Tannenbaum quotes a seminal 1996 paper on the issue written by researchers Peter Glick and Susan Fiske, in which they discovered that benevolent sexism is highly correlated with hostile sexism in cross-cultural comparisons. When it comes to pressuring women into subservient societal roles, think of benevolent sexism as the carrot and hostile sexism as the stick. Glick and Fiske specifically singled out “compliments” in the workplace:
Benevolent sexism is not necessarily experienced as benevolent by the recipient. For example, a man’s comment to a female coworker on how ‘cute’ she looks, however well-intentioned, may undermine her feelings of being taken seriously as a professional (Glick & Fiske, 1996, p. 491-492).

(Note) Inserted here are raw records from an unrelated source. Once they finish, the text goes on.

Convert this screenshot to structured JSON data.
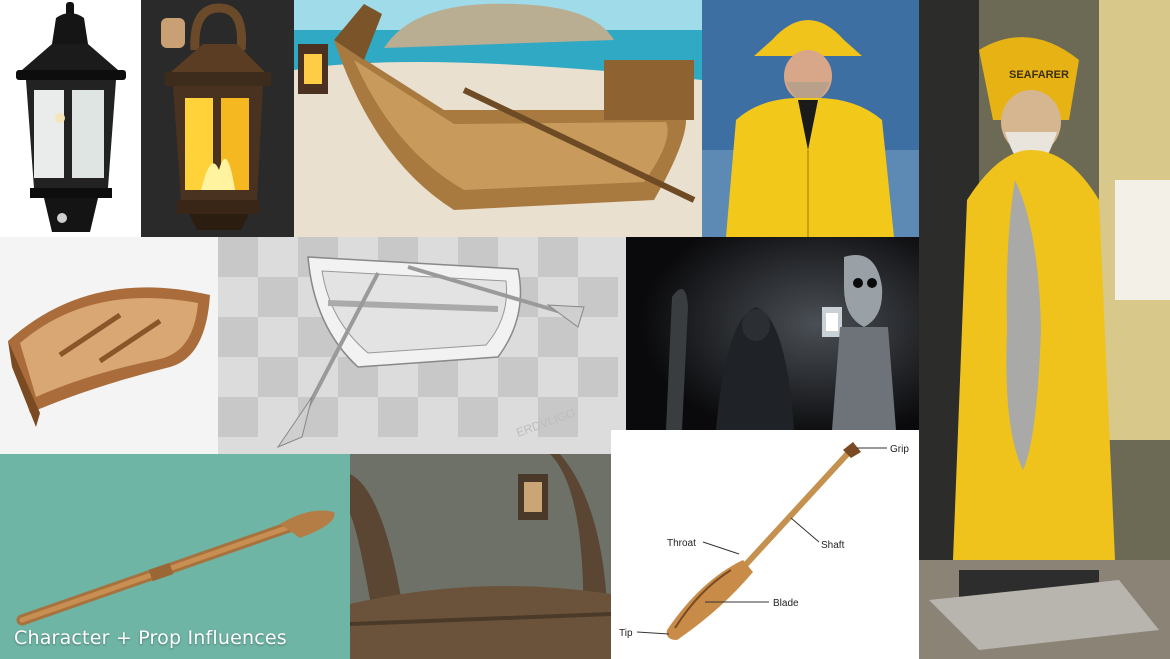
{
  "caption": "Character + Prop Influences",
  "statue_hat_text": "SEAFARER",
  "watermark_text": "ERDVLIGO",
  "paddle_labels": {
    "grip": "Grip",
    "shaft": "Shaft",
    "throat": "Throat",
    "blade": "Blade",
    "tip": "Tip"
  },
  "colors": {
    "slicker_yellow": "#f2c81a",
    "wood": "#b07a3e",
    "teal_bg": "#6fb5a6",
    "lantern_glow": "#ffd23a"
  }
}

Even when the researchers controlled for the expression of hostile sexism, the prevalence of benevolent sexism predicted women’s secondary status in a culture. Tannenbaum explains that when men endorsed benevolent sexism in a culture, “men also lived longer, were more educated, had higher literacy rates, made significantly more money, and actively participated in the political and economic spheres more than their female counterparts.” Tannenbaum also describes a more recent paper, by Julia Becker and Stephen Wright, suggesting that when women are exposed to benevolent sexism, they tend to become more accepting of discrimination against women. As a tool to keep women playing along with male dominance, benevolent sexism works far better than hostile sexism; no wonder we’re seeing it so fiercely defended.
Obama has done so much good work in leaving a better world for his daughters and all other young women: He’s passed equal pay legislation, put two great women on the Supreme Court and made contraception access easier for women with health insurance. It’s a shame to see him undermine his enlightened policies with comments that highlight women’s ever-present decorative duties—especially when we know for a fact that such remarks erode women’s opportunities and even their own sense of deserving equality.
Insert my eyes rolling here.
Let me translate what “benevolent sexism” means, guys: Anything, and I mean ANYTHING you say to a woman in the form of a looks-based compliment, no matter how remotely harmless, that causes her little fragile self esteem to crack and crumble. You see, we helpless things aren’t strong enough to take a nice compliment on our looks for what it is. In fact, we must be shielded and sheltered from any such remarks, because – dammit – they remind us that WE’RE WOMYN and therefore VICTIMS OF THE PATRIARCHY!!
Back to earth now, isn’t that sort self-sexism? Marcotte and other “enlightened” feminists actually believe that a man giving a woman a compliment on her looks, or opening doors for her, or doing any of the other things gentlemen typically do, are INSULTING to her because it might give her the feeling of INFERIORITY and cause her to go into a fit of self-loathing, and, worse, she might break out in an uncontrollable case of the vapors! Pass the smelling salts, and all that …
Like I said, you really can’t make this garbage up.
What’s really fascinating about all this is the fact that this innocent compliment by the President has generated – and will continue to generate for months to come – more “OUTRAGE” and “INDIGNATION” from The Usual Suspects than we saw from them when it became clear throughout the course of his 8 years in the WH that Bill Clinton was a notorious adulterer who took an, ahem, “hands on” approach to women— and who was accused of rape, I might add. What’s the difference, you might wonder, between his genuinely insulting-to-women actions and Obama’s alleged “sexism”?
Hmm. Perhaps “raaaaaaaacism”?? Inquiring minds want to know ….